Task details: Take each line below that has "label" and copy it.

Data about app and page elements
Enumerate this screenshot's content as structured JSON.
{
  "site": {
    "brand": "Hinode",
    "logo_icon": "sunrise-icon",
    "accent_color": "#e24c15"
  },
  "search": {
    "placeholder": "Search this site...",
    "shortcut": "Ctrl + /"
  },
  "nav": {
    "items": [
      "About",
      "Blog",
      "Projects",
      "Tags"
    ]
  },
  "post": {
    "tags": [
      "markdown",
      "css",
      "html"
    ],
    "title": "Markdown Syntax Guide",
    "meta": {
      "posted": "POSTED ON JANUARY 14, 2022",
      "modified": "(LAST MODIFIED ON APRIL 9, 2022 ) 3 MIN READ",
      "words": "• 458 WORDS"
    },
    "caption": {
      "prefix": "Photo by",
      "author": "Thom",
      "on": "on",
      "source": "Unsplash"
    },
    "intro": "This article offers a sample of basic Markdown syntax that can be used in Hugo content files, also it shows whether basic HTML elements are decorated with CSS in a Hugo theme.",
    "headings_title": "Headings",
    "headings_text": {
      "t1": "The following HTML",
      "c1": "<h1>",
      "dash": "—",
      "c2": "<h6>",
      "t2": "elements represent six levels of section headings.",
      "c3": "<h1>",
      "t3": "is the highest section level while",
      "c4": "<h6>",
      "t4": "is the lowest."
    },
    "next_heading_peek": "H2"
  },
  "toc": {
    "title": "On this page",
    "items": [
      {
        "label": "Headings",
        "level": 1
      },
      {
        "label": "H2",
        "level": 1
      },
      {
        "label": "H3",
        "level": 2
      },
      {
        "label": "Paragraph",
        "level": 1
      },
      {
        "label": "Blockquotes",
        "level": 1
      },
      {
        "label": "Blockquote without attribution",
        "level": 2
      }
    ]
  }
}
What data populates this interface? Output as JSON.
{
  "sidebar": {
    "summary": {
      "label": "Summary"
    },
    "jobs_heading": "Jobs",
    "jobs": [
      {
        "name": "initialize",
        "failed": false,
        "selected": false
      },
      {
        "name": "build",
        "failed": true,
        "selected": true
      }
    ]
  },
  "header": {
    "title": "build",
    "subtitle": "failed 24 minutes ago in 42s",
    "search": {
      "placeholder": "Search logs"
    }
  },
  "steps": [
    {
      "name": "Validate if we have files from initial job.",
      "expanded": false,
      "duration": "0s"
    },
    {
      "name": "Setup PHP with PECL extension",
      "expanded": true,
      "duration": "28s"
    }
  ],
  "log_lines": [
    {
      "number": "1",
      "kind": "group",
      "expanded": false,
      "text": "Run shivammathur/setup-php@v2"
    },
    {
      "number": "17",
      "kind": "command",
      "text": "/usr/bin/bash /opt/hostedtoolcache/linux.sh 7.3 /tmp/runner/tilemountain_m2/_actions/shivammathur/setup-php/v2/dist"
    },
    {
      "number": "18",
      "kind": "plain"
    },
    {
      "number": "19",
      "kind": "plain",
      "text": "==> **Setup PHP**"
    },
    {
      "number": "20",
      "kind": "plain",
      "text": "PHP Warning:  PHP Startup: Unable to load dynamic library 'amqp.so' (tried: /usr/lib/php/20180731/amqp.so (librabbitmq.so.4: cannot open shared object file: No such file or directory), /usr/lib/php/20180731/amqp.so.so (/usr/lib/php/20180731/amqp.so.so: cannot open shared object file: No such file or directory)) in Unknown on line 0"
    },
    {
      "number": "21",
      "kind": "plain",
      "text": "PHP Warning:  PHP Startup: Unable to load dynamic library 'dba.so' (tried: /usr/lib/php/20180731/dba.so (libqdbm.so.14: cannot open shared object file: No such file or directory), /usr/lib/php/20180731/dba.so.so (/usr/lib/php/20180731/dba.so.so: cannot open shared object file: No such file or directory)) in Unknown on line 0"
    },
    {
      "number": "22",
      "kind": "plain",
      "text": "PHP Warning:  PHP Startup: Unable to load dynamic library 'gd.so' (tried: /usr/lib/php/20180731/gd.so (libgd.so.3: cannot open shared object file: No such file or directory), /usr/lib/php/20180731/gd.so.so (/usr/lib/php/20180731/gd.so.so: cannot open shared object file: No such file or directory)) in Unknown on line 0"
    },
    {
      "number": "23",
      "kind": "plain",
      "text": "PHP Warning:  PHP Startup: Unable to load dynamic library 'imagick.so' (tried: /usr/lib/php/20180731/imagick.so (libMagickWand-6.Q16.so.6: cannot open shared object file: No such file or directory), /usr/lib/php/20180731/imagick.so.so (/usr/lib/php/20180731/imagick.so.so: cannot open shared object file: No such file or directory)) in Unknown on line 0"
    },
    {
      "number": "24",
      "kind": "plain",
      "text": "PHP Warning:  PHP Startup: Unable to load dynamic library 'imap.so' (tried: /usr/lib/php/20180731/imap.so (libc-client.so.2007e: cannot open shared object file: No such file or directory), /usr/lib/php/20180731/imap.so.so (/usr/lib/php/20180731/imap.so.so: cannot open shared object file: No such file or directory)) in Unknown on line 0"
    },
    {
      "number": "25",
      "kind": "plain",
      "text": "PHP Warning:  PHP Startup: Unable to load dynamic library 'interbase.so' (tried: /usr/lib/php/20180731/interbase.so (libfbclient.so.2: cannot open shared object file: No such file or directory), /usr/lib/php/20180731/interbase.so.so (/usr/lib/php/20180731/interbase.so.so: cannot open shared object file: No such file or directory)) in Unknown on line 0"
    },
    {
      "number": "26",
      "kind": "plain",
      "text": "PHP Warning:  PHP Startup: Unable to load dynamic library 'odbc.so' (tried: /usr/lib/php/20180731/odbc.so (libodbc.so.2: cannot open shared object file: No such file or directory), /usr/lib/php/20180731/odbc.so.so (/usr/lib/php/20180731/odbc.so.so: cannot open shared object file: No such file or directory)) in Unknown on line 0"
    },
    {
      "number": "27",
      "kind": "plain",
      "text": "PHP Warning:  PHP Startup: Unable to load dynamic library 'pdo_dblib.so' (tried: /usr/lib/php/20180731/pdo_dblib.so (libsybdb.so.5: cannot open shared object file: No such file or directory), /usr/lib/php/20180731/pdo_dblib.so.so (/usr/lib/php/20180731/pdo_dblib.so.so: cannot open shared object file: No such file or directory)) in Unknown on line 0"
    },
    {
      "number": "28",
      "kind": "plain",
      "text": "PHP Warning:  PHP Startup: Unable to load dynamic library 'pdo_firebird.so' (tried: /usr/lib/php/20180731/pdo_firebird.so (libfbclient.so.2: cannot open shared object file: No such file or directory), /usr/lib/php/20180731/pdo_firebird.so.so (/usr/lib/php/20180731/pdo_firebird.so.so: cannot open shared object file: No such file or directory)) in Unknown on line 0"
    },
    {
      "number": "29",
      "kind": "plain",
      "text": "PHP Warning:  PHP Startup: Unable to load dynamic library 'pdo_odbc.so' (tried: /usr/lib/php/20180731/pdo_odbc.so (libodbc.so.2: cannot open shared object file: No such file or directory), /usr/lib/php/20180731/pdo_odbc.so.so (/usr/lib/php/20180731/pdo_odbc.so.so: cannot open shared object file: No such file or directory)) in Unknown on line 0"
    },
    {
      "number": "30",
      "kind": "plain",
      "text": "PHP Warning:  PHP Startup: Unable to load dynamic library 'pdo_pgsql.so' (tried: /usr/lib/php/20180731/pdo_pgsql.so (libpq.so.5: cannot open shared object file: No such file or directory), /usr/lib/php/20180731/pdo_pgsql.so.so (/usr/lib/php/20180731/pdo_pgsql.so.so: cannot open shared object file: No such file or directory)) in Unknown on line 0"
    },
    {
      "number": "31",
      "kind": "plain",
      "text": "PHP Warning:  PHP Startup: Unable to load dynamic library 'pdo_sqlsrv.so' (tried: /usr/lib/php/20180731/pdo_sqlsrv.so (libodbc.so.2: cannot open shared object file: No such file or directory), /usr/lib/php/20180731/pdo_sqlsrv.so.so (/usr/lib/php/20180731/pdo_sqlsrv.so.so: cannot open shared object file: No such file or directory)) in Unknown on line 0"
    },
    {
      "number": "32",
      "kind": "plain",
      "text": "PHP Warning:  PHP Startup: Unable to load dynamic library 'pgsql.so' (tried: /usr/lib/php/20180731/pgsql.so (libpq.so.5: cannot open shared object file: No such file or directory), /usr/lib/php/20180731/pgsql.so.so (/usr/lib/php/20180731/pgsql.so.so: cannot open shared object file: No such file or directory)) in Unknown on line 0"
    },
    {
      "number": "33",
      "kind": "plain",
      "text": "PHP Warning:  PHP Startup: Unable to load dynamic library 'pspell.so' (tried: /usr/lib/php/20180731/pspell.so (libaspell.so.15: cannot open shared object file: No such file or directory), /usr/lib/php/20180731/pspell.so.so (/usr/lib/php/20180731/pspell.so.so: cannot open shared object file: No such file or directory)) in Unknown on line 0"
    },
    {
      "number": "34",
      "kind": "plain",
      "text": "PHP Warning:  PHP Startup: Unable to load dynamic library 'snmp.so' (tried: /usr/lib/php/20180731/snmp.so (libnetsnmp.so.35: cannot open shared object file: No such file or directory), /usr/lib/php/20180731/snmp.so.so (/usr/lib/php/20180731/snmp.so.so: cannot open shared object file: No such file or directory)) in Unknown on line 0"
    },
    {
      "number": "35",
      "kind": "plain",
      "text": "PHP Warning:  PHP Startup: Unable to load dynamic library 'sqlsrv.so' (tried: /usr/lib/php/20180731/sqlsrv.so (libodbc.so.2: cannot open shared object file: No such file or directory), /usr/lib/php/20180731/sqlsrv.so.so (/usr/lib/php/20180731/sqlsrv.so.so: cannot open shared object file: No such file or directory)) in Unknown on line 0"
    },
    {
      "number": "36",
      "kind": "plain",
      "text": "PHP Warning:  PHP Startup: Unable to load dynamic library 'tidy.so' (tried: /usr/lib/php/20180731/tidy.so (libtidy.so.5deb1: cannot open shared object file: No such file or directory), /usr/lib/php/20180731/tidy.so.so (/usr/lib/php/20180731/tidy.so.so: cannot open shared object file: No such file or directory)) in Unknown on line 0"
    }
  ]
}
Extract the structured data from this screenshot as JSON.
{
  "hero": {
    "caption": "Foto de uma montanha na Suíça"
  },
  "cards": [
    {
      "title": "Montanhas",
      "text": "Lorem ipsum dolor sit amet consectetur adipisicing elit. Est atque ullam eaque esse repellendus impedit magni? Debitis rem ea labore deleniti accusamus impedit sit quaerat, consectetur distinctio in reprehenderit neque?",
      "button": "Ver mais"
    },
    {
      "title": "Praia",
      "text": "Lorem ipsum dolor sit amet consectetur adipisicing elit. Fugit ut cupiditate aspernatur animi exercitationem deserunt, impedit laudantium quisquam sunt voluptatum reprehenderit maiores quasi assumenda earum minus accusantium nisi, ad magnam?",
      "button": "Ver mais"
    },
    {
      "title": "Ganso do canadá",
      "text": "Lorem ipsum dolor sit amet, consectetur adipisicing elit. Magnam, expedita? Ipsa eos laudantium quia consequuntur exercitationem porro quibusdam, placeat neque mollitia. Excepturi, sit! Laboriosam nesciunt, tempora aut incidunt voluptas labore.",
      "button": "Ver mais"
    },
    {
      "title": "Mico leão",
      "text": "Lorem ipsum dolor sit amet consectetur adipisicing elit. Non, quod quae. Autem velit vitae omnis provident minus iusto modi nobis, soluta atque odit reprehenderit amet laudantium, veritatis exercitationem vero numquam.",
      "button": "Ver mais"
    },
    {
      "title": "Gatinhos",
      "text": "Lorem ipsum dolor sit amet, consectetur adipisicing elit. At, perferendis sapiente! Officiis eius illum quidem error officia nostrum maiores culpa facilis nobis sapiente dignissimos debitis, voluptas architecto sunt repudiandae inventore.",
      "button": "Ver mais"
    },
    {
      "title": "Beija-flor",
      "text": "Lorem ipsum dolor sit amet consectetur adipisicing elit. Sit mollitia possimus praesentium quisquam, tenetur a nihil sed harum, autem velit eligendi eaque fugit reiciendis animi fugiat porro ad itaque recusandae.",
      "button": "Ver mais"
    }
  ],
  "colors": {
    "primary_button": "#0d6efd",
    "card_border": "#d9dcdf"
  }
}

Task answer:
        "label": "Headings",
        "label": "H2",
        "label": "H3",
        "label": "Paragraph",
        "label": "Blockquotes",
        "label": "Blockquote without attribution",
      "label": "Summary"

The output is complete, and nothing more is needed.